[Supplied information — start]
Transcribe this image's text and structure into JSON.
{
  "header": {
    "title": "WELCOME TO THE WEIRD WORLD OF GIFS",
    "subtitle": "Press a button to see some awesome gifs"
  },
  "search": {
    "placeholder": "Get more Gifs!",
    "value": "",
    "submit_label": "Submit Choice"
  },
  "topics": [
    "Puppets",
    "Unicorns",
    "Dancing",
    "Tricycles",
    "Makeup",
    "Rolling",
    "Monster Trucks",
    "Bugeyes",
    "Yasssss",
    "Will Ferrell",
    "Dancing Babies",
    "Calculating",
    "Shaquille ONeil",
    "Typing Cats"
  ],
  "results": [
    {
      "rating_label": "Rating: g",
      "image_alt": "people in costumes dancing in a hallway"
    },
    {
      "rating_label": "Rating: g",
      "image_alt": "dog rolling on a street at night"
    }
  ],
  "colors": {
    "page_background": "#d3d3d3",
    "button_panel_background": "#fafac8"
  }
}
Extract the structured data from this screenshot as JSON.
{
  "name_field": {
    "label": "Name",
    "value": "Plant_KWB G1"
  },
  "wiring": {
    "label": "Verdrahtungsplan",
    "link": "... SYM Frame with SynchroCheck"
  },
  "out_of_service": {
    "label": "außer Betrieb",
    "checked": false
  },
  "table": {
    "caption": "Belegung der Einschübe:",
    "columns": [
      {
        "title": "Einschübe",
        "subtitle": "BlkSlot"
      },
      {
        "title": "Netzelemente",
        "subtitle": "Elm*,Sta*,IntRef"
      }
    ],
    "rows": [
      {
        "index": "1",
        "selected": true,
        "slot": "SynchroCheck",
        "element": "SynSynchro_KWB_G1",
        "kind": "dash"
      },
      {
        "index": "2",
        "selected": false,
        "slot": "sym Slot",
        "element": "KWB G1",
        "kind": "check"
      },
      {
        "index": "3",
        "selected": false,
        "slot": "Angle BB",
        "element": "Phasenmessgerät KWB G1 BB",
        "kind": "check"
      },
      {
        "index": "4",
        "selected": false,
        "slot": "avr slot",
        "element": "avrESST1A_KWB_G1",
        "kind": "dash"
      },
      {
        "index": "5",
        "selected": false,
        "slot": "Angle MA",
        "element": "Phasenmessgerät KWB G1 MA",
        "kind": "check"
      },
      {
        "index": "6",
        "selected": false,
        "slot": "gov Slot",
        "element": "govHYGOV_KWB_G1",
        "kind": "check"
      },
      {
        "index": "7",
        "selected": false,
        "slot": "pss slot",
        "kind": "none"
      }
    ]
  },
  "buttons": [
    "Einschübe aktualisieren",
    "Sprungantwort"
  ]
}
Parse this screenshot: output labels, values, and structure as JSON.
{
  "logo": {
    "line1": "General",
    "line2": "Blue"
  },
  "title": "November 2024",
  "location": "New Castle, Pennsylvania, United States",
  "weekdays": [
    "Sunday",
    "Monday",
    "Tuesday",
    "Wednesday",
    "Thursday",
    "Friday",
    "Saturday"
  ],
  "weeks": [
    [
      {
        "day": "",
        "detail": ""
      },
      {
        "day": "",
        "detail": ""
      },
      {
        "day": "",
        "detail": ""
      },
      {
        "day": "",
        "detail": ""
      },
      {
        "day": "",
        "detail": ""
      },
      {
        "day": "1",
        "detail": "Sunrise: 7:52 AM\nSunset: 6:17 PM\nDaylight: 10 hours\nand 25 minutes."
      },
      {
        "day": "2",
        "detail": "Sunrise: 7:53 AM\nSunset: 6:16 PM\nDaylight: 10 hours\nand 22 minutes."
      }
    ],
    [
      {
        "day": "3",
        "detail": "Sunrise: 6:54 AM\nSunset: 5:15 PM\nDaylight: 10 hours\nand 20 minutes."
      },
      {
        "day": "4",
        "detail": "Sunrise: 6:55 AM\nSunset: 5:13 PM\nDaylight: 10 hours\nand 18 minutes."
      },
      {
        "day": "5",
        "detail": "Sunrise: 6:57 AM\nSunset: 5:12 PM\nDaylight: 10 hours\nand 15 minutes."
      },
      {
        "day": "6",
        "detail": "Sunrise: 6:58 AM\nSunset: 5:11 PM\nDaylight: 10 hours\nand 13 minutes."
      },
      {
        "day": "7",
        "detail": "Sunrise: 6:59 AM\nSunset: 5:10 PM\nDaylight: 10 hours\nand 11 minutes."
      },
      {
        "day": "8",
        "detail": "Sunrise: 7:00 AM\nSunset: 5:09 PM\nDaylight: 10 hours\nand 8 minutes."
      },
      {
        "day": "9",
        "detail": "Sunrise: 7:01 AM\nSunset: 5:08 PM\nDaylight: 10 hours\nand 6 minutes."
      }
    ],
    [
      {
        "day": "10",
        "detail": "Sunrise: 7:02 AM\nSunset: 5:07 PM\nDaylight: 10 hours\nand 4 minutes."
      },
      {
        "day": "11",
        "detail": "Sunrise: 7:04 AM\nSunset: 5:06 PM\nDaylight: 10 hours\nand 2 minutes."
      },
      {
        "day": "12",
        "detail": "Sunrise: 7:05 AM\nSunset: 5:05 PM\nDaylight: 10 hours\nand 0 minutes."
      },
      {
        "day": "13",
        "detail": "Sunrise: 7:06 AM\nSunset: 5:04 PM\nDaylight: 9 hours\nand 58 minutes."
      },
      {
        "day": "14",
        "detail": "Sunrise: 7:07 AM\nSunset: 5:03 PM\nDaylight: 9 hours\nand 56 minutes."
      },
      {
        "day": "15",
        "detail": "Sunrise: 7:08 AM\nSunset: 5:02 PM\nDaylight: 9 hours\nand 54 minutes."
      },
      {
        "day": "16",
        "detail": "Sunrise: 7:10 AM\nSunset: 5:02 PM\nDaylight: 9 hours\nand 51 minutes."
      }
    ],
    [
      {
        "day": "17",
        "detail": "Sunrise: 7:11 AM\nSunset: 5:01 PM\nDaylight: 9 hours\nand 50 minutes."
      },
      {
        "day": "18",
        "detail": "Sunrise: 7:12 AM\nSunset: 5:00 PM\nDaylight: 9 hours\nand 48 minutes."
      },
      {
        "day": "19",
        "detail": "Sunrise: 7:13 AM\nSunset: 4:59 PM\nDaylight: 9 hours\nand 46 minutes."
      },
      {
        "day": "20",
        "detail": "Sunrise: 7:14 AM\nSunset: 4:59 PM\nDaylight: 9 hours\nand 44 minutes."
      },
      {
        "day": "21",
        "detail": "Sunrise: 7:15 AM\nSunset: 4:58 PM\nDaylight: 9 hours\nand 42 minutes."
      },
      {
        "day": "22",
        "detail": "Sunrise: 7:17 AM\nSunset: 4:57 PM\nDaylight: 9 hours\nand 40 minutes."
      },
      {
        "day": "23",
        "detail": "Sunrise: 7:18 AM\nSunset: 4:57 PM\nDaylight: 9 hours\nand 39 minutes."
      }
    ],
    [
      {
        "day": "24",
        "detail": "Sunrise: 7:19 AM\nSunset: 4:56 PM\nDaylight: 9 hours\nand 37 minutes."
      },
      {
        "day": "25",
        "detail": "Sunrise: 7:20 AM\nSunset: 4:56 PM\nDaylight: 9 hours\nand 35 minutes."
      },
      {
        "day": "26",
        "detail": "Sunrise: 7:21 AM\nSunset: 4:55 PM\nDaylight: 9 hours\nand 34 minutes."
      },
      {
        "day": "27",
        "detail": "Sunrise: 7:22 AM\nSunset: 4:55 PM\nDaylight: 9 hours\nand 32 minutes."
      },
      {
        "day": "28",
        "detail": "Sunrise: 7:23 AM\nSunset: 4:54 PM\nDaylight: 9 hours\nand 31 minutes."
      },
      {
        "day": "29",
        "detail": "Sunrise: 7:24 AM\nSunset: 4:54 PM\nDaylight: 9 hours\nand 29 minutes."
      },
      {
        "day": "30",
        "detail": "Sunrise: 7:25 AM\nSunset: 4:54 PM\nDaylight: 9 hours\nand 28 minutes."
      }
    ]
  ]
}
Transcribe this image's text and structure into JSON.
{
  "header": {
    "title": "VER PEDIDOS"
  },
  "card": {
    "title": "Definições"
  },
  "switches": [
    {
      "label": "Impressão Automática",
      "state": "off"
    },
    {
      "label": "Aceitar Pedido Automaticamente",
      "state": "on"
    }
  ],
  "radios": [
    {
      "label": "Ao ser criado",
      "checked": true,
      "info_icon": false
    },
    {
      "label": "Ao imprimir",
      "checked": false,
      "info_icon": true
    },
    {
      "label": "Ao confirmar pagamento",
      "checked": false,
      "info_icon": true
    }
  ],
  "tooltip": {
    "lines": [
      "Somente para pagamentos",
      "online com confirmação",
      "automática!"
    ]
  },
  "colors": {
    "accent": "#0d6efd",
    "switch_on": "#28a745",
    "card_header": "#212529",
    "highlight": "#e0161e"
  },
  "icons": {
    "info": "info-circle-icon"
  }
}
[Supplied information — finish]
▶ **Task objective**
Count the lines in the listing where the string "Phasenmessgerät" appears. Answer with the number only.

▶ **Response**
2